*** Data supplied ***

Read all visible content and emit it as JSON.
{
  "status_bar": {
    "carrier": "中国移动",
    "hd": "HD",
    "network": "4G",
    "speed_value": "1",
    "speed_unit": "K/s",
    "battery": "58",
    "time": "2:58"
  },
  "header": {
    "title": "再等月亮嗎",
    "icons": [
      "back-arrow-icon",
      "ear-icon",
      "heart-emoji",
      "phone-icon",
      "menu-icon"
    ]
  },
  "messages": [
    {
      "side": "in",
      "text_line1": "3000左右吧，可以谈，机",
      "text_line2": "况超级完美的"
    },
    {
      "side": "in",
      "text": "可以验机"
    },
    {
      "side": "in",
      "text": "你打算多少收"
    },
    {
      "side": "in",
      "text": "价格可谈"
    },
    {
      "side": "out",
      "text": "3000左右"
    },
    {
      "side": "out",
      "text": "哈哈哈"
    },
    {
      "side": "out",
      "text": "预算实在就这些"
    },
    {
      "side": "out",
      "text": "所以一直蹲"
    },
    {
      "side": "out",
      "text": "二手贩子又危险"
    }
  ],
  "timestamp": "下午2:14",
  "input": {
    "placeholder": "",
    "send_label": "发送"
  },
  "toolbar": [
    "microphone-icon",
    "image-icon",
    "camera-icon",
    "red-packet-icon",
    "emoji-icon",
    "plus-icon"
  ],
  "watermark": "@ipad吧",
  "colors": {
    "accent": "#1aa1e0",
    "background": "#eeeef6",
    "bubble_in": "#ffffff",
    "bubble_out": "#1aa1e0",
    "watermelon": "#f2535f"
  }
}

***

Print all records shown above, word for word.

● Written reply
Read all visible content and emit it as JSON.
{
  "status_bar": {
    "carrier": "中国移动",
    "hd": "HD",
    "network": "4G",
    "speed_value": "1",
    "speed_unit": "K/s",
    "battery": "58",
    "time": "2:58"
  },
  "header": {
    "title": "再等月亮嗎",
    "icons": [
      "back-arrow-icon",
      "ear-icon",
      "heart-emoji",
      "phone-icon",
      "menu-icon"
    ]
  },
  "messages": [
    {
      "side": "in",
      "text_line1": "3000左右吧，可以谈，机",
      "text_line2": "况超级完美的"
    },
    {
      "side": "in",
      "text": "可以验机"
    },
    {
      "side": "in",
      "text": "你打算多少收"
    },
    {
      "side": "in",
      "text": "价格可谈"
    },
    {
      "side": "out",
      "text": "3000左右"
    },
    {
      "side": "out",
      "text": "哈哈哈"
    },
    {
      "side": "out",
      "text": "预算实在就这些"
    },
    {
      "side": "out",
      "text": "所以一直蹲"
    },
    {
      "side": "out",
      "text": "二手贩子又危险"
    }
  ],
  "timestamp": "下午2:14",
  "input": {
    "placeholder": "",
    "send_label": "发送"
  },
  "toolbar": [
    "microphone-icon",
    "image-icon",
    "camera-icon",
    "red-packet-icon",
    "emoji-icon",
    "plus-icon"
  ],
  "watermark": "@ipad吧",
  "colors": {
    "accent": "#1aa1e0",
    "background": "#eeeef6",
    "bubble_in": "#ffffff",
    "bubble_out": "#1aa1e0",
    "watermelon": "#f2535f"
  }
}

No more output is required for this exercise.